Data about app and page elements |
+===+

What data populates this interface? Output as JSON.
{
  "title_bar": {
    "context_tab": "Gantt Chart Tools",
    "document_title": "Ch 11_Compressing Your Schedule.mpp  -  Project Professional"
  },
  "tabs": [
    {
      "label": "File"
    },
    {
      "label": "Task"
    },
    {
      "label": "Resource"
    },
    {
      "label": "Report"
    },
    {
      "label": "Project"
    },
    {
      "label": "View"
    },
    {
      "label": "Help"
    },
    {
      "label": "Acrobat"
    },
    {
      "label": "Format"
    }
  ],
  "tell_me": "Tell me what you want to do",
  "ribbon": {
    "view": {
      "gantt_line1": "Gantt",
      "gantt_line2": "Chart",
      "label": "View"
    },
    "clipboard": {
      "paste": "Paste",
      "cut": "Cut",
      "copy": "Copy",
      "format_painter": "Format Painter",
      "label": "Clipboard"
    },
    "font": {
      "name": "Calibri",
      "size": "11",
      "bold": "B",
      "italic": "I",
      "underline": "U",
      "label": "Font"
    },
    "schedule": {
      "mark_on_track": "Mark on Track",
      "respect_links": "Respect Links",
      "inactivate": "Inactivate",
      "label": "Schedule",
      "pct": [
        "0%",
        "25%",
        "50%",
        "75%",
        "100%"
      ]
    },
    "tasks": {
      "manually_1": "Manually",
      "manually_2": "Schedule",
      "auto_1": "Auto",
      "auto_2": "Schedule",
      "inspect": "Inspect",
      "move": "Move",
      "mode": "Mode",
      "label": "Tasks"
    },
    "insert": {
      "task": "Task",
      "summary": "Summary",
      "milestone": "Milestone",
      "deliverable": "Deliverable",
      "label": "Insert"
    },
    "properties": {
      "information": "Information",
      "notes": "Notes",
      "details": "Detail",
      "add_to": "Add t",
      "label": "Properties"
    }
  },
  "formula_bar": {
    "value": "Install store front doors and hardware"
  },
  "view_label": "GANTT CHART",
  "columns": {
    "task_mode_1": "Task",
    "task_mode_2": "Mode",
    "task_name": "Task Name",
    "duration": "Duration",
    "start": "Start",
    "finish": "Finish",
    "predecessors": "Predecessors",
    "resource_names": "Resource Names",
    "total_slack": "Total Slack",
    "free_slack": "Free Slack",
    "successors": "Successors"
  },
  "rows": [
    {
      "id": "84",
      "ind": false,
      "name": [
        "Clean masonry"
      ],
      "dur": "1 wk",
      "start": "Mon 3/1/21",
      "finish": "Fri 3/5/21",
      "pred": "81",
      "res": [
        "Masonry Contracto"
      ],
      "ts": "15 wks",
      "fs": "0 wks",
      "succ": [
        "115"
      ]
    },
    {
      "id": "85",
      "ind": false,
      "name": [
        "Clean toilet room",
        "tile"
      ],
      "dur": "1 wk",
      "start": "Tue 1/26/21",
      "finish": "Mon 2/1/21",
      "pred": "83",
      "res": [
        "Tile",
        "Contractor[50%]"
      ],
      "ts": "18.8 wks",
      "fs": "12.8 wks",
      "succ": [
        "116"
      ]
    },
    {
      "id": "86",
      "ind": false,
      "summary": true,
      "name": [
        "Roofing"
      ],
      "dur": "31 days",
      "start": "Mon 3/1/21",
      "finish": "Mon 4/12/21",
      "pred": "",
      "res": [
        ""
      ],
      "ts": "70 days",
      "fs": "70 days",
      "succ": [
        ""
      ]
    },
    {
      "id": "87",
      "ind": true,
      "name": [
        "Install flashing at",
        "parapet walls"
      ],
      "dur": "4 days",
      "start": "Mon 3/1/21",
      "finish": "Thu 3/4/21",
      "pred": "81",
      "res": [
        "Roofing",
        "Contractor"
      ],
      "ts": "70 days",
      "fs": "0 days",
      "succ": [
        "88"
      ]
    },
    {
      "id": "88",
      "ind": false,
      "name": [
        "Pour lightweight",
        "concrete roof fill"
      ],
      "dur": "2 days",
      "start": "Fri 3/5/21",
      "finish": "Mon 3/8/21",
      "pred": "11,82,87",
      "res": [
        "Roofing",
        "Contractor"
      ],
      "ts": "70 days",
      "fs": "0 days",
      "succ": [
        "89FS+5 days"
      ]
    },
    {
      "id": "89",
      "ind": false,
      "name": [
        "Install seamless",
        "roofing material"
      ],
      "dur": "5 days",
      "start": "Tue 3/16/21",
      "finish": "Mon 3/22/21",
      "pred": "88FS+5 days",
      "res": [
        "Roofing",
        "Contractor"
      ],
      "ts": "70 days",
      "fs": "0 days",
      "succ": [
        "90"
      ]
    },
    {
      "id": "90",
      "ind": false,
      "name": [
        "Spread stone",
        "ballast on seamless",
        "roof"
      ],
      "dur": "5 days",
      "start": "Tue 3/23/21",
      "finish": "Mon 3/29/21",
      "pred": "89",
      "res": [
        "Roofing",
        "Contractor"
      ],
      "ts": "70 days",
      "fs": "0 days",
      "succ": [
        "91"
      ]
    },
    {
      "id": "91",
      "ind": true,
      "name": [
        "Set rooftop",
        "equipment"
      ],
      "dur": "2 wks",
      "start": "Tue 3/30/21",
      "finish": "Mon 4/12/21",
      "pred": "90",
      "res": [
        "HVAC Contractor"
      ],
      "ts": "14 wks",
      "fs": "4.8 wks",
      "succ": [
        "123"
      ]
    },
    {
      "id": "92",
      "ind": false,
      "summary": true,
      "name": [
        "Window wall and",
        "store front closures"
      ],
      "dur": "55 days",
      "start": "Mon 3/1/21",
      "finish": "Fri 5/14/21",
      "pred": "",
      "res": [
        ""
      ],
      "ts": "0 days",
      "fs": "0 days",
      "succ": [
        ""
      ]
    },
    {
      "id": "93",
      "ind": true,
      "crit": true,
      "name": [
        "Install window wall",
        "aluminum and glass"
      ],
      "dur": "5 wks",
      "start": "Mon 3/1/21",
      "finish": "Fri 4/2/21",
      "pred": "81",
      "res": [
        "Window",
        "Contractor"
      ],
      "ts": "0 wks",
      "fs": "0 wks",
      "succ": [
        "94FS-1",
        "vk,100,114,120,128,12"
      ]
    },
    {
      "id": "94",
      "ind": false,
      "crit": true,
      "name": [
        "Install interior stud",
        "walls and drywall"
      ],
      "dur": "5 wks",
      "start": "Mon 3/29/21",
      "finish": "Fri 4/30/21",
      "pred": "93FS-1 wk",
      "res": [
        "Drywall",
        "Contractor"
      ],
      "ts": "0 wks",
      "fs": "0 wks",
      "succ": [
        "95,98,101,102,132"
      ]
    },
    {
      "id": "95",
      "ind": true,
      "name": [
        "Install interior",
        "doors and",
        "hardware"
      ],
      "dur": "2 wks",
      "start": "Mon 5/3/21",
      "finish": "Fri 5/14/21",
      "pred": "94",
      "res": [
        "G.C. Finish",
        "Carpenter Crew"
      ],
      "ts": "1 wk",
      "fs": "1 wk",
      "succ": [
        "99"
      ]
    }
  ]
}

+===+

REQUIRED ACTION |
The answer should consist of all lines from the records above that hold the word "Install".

WRITTEN ANSWER |
    "value": "Install store front doors and hardware"
        "Install flashing at",
        "Install seamless",
        "Install window wall",
        "Install interior stud",
        "Install interior",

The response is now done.